Coaches are often asked to demonstrate the impact between coaching and performance. Understanding how leadership coaching in particular impacts employee performance important. This article examines the links between coaching, task, and relationship skills, and perceived impact on customers in the UK public sector.
Fielden, S., & Harris, C. (2007). Leadership development in the UK National Health Service. Assessment of transformative academic education. The International Journal of Quality and Standards. 1(2), 1-31.
Demonstrating the impact of training programmes and initiatives has never been more important in the UK health sector. Using Kirkpatricks (1959) model, this article examines the impact of a leadership programme aimed at aspiring directors on the UK NHS on participants learning and behaviour.
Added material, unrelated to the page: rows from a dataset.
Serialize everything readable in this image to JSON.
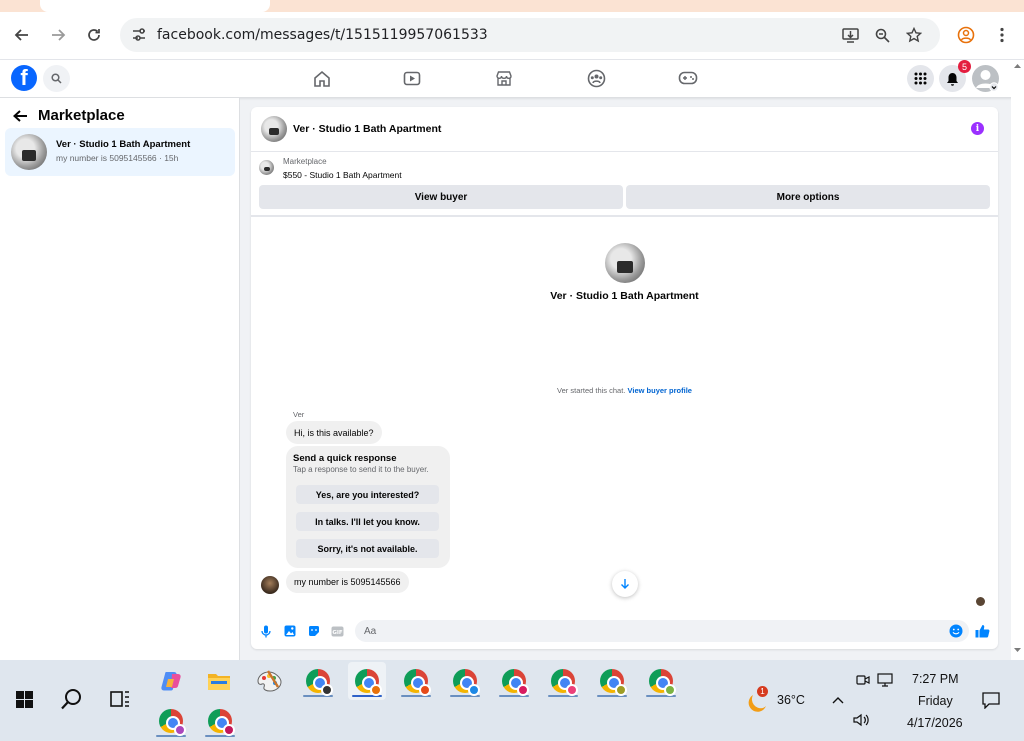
{
  "browser": {
    "url": "facebook.com/messages/t/1515119957061533",
    "notification_count": "5"
  },
  "left_panel": {
    "title": "Marketplace",
    "conversation": {
      "name": "Ver · Studio 1 Bath Apartment",
      "snippet": "my number is 5095145566 · 15h"
    }
  },
  "chat": {
    "title": "Ver · Studio 1 Bath Apartment",
    "listing_kind": "Marketplace",
    "listing_title": "$550 - Studio 1 Bath Apartment",
    "view_buyer_label": "View buyer",
    "more_options_label": "More options",
    "profile_name": "Ver · Studio 1 Bath Apartment",
    "started_text": "Ver started this chat.",
    "started_link": "View buyer profile",
    "sender_name": "Ver",
    "messages": [
      "Hi, is this available?",
      "my number is 5095145566"
    ],
    "quick_response": {
      "title": "Send a quick response",
      "subtitle": "Tap a response to send it to the buyer.",
      "options": [
        "Yes, are you interested?",
        "In talks. I'll let you know.",
        "Sorry, it's not available."
      ]
    },
    "composer_placeholder": "Aa"
  },
  "taskbar": {
    "weather_badge": "1",
    "temperature": "36°C",
    "time": "7:27 PM",
    "day": "Friday",
    "date": "4/17/2026"
  },
  "colors": {
    "fb_blue": "#0866ff",
    "messenger_accent": "#0084ff",
    "selected_bg": "#ebf5ff",
    "badge_red": "#e41e3f",
    "info_purple": "#9b30ff"
  }
}
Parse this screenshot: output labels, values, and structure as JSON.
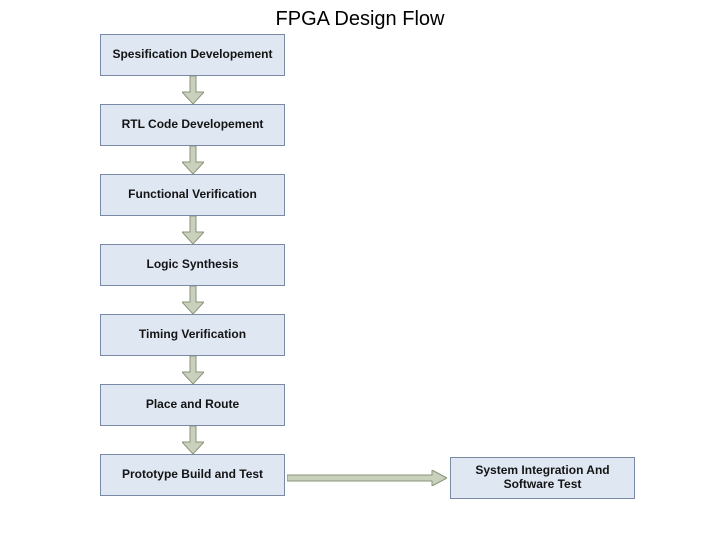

This article reviews the evidence base linking human resource management (HRM) and performance.